May 6: Once Yovanovitch’s removal is publicly reported, Parnas sends a message to Lutsenko, referring to it as a “good gift.”
May 9: Giuliani speaks with the New York Times about his plan to travel to Ukraine to push for investigations helpful to Trump.
May 10: Giuliani sends a letter to Zelensky seeking a meeting on May 13 or 14. He indicates that the request is “in [his] capacity as personal counsel to President Trump and with his knowledge and consent.”
May 11: Under public pressure, Giuliani cancels his trip.
Lutsenko and Zelensky meet for several hours, according to the whistleblower.
May 12: Parnas meets with Serhiy Shefir, an aide to Zelensky. Parnas later claims that — at Giuliani’s direction — he told Shefir that unless Zelensky announced an investigation of the Bidens, Vice President Pence wouldn’t attend the inauguration.
In an interview with MSNBC’s Rachel Maddow, Parnas claimed that the threat was broader, including a withholding of any aid to Ukraine.
May 13: An aide to Pence is told that the vice president had been ordered not to attend the inauguration.
May 16: Lutsenko and Parnas appear to have been scheduled to meet, but Lutsenko is late. He offers to speak by phone.
“I don’t have a choice,” Parnas replies. “I need to speak to you urgently because Rudy wants to speak to you very much he said so today this is very important.”
Speaking to Bloomberg News, Lutsenko says there’s no evidence of wrongdoing by the Bidens.
May 19: In an interview with Fox News, Trump accuses Joe Biden of acting inappropriately in calling for Shokin’s ouster.
May 20: Zelensky is inaugurated. Then-Energy Secretary Rick Perry leads the U.S. delegation.
May 23: Perry and other U.S. officials brief Trump on the inauguration. The president orders them to work with Giuliani on Ukraine.
June 1: Lutsenko texts Parnas to ask when he expects Zelensky to arrive at a planned meeting. Parnas replies that Zelensky is expected shortly.
June 4: Lutsenko texts Parnas to ask whether Trump adviser and son-in-law Jared Kushner is meeting with Zelensky. No response is recorded.
June 13: Trump tells ABC News that he would be open to accepting assistance from a foreign power for his campaign.
June 19: Trump learns about planned military aid to Ukraine and asks his staff to get more information. On Fox News, he claims that Ukraine was somehow involved in the hacking of the Democratic National Committee in 2016, which it wasn’t.
June 21: Lutsenko sends Parnas a tweet from Giuliani focused on the investigations Trump sought. Lutsenko suggests that he should meet with Giuliani since he has “2-2.5 months,” presumably referring to his remaining time in his position.
“I have a plan,” Lutsenko writes.

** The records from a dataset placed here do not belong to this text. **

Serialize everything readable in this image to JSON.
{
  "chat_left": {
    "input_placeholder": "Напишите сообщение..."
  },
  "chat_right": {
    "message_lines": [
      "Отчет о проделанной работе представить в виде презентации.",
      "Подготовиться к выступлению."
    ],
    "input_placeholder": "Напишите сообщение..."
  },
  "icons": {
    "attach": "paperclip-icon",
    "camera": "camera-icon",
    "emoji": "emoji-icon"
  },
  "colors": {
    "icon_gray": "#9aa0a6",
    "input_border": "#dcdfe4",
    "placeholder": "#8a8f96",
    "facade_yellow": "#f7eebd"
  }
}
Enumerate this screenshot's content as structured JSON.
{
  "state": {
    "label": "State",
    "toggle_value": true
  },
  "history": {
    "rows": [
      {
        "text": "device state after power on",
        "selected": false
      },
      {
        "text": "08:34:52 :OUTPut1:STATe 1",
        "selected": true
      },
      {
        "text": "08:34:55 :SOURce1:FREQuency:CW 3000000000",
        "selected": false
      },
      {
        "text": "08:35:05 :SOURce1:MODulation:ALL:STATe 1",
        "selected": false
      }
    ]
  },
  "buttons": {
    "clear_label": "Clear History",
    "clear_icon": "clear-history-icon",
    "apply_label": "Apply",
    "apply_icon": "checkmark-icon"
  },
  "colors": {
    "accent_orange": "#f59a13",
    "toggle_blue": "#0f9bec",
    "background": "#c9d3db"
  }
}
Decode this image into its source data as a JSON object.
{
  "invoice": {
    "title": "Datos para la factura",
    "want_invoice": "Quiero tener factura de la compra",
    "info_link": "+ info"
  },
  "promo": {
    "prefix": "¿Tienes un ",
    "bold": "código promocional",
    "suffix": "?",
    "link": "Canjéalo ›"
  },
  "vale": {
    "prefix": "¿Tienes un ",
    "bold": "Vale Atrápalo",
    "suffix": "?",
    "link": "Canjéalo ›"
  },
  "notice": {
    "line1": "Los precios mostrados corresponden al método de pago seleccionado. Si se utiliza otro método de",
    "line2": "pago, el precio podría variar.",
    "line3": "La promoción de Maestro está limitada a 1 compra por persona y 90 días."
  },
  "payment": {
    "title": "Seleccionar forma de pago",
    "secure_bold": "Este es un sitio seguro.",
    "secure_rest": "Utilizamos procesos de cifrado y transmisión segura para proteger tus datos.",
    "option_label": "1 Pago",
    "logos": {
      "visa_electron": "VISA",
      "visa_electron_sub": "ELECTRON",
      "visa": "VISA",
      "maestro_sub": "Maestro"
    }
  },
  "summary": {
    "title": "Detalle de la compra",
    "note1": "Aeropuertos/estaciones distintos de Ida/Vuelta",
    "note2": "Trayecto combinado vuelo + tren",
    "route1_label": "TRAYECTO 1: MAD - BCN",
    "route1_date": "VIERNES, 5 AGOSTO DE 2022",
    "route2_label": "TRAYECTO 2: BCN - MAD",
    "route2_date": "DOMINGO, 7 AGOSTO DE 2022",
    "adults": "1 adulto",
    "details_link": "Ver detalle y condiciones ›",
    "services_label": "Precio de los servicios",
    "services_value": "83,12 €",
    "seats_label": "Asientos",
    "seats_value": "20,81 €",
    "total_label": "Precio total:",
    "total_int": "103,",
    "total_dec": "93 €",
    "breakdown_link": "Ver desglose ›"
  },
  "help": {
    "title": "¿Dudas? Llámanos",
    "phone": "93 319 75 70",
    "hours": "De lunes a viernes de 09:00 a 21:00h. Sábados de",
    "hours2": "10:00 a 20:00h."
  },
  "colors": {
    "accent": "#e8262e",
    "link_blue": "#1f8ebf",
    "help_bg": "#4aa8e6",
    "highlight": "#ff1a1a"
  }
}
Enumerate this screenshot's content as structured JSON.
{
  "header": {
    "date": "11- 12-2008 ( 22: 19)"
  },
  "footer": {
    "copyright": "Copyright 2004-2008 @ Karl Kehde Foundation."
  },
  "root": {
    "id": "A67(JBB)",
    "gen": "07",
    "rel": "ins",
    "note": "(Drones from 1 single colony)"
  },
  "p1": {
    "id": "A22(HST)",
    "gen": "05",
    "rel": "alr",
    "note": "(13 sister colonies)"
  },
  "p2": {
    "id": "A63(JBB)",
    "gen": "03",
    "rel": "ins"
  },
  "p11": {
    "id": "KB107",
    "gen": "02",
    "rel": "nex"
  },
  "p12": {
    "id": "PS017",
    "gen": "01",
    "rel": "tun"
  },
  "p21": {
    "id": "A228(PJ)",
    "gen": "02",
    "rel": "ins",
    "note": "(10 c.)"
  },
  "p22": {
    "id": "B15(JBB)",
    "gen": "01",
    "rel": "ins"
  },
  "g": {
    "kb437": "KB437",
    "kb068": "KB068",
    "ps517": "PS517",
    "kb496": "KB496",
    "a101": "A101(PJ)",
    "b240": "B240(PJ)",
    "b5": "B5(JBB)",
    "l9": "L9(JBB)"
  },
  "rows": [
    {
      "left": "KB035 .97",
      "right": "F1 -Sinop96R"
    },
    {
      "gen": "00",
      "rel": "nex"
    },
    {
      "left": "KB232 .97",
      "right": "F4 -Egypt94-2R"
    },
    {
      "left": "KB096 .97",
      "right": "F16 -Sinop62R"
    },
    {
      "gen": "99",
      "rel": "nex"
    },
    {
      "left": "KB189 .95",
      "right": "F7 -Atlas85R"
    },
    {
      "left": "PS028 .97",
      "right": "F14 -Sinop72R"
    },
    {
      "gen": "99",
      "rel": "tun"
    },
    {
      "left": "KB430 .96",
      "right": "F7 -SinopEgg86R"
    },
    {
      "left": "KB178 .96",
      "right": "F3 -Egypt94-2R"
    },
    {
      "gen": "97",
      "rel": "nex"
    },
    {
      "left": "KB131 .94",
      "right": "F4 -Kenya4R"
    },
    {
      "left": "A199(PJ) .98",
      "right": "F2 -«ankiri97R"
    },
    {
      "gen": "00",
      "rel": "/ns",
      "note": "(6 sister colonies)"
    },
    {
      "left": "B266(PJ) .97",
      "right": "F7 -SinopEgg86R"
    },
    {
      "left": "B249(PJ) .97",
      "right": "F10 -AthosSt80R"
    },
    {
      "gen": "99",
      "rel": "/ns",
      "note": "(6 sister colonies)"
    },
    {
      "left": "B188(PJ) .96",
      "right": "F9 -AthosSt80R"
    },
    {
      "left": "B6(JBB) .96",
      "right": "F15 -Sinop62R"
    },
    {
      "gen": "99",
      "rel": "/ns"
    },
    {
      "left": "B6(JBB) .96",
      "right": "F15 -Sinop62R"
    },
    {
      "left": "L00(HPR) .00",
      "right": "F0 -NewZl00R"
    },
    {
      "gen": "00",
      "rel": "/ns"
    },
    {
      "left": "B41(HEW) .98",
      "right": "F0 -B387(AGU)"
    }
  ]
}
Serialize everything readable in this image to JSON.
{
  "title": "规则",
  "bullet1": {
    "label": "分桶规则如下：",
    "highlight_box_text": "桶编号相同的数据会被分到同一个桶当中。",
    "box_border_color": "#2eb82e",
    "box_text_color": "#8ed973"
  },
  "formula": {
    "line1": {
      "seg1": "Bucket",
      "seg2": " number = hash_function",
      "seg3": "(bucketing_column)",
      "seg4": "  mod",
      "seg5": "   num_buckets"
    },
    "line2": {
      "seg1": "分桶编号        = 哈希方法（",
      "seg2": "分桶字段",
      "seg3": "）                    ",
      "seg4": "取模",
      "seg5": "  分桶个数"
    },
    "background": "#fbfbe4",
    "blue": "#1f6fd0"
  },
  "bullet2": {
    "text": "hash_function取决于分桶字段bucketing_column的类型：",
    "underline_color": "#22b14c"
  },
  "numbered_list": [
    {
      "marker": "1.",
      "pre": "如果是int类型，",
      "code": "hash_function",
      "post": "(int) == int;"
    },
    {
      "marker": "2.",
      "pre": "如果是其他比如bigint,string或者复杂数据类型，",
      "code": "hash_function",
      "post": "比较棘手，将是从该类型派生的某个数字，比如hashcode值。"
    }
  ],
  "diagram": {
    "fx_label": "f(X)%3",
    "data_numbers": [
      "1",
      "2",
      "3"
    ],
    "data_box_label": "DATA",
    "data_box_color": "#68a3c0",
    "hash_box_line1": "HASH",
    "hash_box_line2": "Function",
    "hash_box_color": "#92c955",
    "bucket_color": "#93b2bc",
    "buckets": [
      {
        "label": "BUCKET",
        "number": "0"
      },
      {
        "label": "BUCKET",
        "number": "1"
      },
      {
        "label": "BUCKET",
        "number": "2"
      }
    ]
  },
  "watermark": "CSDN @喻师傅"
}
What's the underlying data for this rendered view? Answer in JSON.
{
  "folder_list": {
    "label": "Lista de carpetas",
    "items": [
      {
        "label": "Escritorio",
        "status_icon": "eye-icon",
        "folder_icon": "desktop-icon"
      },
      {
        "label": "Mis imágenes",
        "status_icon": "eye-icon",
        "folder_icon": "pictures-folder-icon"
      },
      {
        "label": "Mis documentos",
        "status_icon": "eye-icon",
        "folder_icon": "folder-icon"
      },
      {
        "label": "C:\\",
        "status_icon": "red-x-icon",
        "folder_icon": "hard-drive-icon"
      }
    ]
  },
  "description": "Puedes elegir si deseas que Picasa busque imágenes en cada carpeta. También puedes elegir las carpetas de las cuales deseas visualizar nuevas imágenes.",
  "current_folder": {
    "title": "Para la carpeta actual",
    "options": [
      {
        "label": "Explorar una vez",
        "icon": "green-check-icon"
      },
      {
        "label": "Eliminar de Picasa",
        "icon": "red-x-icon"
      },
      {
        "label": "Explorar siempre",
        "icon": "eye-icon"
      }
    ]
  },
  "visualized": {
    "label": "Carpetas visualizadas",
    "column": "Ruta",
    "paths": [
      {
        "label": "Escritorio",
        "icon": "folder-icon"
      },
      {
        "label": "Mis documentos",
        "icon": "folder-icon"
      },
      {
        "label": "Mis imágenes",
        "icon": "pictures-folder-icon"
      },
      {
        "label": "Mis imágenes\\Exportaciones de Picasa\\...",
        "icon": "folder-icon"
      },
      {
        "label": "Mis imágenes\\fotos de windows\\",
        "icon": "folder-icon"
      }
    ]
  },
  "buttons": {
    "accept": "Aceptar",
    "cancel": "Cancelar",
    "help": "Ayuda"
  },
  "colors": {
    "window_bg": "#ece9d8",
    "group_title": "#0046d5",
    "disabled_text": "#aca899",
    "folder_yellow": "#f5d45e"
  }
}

June 28: In a call with Zelensky, the team Trump tasked with working with Giuliani on Ukraine reportedly tells Zelensky that a meeting with Trump is contingent on new investigations.
Paul Sonne contributed to this article.